What you need to do
All lines with the word "プロセッサ" in the material below are required.

Records for this exercise

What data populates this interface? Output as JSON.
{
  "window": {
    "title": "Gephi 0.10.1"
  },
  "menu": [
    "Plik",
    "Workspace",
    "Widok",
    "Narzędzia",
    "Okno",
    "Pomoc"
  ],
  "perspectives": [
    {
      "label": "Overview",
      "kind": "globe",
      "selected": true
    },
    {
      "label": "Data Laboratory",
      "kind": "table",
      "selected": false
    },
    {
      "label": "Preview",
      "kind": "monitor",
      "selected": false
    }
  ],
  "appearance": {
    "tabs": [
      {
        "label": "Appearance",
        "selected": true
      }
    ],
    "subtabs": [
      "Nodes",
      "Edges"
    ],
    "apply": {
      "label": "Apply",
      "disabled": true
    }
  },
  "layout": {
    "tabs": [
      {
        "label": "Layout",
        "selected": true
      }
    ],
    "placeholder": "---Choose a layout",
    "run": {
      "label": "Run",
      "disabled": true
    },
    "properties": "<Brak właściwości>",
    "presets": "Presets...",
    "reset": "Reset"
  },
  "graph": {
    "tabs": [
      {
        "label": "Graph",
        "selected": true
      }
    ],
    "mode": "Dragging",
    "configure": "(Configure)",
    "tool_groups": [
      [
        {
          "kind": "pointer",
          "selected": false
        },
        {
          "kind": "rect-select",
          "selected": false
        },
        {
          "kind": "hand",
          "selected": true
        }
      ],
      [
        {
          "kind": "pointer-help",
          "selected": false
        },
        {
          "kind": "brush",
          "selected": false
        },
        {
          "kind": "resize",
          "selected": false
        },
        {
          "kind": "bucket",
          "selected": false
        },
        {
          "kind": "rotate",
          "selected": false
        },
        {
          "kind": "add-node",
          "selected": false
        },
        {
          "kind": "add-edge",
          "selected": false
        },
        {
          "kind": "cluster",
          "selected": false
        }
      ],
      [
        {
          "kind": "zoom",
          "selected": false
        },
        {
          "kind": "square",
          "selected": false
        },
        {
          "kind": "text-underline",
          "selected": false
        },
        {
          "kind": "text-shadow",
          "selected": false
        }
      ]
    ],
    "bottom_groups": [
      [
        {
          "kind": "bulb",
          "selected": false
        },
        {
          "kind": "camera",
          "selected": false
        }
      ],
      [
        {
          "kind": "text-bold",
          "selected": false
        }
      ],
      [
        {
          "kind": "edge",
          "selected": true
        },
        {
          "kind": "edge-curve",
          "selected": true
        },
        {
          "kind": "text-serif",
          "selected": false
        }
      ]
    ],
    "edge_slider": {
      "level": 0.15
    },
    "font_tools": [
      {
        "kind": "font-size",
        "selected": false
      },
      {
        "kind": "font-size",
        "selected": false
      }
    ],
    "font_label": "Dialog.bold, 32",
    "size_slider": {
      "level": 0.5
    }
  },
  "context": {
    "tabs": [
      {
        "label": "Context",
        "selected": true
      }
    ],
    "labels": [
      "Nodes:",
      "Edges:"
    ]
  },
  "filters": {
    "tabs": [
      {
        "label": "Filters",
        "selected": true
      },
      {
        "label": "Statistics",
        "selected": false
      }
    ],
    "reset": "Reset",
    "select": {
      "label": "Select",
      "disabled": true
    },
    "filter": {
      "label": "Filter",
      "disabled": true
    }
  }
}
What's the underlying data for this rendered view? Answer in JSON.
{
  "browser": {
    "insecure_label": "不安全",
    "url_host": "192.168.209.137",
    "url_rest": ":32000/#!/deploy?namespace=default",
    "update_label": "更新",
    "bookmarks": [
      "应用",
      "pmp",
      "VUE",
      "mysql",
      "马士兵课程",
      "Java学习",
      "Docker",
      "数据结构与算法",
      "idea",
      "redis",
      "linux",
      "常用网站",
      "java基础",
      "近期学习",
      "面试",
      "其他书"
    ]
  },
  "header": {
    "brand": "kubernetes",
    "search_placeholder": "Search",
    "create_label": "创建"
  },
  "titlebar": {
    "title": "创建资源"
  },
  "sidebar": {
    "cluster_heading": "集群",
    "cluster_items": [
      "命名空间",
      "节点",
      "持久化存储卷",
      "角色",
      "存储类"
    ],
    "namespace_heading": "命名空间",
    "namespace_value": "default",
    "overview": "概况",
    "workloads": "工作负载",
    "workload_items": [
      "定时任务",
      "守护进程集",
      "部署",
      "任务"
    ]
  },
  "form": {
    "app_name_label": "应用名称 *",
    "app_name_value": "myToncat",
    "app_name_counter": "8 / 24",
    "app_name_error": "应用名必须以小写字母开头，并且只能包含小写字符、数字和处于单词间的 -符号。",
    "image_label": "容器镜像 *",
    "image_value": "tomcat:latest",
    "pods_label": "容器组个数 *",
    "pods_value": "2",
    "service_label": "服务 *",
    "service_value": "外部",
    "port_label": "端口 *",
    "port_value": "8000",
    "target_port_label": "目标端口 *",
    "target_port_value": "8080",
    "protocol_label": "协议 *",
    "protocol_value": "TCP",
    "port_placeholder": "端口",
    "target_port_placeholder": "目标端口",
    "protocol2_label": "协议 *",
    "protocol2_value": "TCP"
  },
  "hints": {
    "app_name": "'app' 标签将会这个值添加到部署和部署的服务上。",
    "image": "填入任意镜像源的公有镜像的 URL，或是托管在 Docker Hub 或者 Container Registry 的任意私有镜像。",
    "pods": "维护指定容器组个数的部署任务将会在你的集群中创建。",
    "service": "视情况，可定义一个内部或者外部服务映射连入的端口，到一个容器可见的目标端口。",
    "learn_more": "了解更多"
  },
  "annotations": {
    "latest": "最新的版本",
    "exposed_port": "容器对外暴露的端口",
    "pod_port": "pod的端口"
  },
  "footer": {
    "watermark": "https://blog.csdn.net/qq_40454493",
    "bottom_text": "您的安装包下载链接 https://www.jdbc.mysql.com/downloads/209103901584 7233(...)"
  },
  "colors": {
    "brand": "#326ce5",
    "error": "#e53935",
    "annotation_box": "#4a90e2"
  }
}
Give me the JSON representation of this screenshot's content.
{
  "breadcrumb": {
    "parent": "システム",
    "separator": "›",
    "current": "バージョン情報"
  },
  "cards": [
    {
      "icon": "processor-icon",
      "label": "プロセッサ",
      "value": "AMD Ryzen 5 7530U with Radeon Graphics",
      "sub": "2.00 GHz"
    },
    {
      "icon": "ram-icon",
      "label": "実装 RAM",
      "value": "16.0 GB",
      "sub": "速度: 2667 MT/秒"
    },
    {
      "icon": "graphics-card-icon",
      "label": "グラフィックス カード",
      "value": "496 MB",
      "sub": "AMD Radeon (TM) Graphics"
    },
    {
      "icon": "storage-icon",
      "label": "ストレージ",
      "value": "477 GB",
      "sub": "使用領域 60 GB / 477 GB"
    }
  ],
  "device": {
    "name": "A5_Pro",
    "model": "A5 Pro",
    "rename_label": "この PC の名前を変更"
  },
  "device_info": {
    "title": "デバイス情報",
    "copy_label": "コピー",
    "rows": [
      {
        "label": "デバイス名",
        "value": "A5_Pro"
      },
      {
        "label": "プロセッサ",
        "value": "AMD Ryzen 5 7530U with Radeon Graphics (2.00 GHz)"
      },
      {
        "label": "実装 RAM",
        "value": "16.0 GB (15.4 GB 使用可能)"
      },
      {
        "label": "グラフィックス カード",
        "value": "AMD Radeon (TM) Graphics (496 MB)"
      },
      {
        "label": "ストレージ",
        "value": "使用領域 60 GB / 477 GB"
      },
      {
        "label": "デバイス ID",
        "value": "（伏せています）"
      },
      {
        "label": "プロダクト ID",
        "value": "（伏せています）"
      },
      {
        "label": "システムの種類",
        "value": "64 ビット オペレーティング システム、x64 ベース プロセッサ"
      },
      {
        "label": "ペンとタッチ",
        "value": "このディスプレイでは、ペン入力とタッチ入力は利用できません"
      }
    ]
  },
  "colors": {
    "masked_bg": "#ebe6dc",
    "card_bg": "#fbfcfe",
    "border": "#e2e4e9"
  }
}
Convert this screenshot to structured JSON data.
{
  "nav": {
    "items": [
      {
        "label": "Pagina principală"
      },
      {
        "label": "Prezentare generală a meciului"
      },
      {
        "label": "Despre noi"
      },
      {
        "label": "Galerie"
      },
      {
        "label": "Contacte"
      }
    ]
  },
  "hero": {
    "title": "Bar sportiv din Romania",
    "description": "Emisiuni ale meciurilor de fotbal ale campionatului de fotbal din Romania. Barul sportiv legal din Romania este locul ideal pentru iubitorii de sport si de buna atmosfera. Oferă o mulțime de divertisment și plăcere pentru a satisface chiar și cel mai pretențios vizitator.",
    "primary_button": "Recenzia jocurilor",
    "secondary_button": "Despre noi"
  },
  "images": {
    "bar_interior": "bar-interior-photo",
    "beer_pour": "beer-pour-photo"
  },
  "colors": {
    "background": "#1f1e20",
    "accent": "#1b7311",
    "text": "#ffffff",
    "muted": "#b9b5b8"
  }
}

Written solution
      "label": "プロセッサ",
        "label": "プロセッサ",
        "value": "64 ビット オペレーティング システム、x64 ベース プロセッサ"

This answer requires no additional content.